▶ [Given data]:
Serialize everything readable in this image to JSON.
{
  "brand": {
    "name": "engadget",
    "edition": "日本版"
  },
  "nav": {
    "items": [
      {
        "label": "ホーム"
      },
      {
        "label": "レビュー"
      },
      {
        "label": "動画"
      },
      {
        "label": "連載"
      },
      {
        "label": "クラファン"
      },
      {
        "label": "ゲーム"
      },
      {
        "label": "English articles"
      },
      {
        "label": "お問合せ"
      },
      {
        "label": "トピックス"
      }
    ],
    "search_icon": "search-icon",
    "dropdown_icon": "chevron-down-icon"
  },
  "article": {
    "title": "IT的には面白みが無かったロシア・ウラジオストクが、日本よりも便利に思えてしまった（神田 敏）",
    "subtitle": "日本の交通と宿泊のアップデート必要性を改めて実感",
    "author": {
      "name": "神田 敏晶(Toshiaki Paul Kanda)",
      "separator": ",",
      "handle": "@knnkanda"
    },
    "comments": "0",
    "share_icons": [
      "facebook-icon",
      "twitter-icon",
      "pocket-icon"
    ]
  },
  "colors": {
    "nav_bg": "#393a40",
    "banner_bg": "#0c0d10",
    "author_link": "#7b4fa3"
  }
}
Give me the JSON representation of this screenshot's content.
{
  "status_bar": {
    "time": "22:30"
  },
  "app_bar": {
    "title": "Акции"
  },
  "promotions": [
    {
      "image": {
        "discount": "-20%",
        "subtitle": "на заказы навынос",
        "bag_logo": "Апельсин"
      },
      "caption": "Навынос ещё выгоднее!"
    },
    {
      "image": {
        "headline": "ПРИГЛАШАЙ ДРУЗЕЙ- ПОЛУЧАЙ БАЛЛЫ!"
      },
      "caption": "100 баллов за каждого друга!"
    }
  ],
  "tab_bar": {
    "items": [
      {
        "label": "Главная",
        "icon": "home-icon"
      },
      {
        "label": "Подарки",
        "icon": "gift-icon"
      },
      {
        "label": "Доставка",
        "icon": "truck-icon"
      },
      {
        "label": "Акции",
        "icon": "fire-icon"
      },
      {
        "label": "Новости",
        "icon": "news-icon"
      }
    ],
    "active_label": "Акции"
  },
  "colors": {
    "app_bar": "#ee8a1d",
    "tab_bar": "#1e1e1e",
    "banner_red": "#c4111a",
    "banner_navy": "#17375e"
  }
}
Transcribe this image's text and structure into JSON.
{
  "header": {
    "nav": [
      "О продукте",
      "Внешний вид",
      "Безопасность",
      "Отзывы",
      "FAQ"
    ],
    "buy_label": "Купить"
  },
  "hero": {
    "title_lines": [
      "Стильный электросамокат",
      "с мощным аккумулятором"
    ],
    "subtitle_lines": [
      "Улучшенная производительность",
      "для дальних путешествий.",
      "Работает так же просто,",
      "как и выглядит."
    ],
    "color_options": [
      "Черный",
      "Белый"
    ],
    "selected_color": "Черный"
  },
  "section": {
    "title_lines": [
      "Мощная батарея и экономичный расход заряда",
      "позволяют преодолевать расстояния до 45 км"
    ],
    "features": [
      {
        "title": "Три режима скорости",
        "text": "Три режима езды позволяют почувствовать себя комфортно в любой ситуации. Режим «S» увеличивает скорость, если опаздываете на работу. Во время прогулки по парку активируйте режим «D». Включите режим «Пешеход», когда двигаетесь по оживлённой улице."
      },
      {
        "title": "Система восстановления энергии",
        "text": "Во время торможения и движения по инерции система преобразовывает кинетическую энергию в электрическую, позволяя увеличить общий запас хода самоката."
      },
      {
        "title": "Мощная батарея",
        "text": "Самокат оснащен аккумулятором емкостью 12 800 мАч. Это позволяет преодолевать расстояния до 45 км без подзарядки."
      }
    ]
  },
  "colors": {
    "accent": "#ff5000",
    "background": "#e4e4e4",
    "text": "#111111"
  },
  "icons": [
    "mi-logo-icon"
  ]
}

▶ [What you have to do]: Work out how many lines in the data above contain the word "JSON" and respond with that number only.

▶ [Answer space]: 3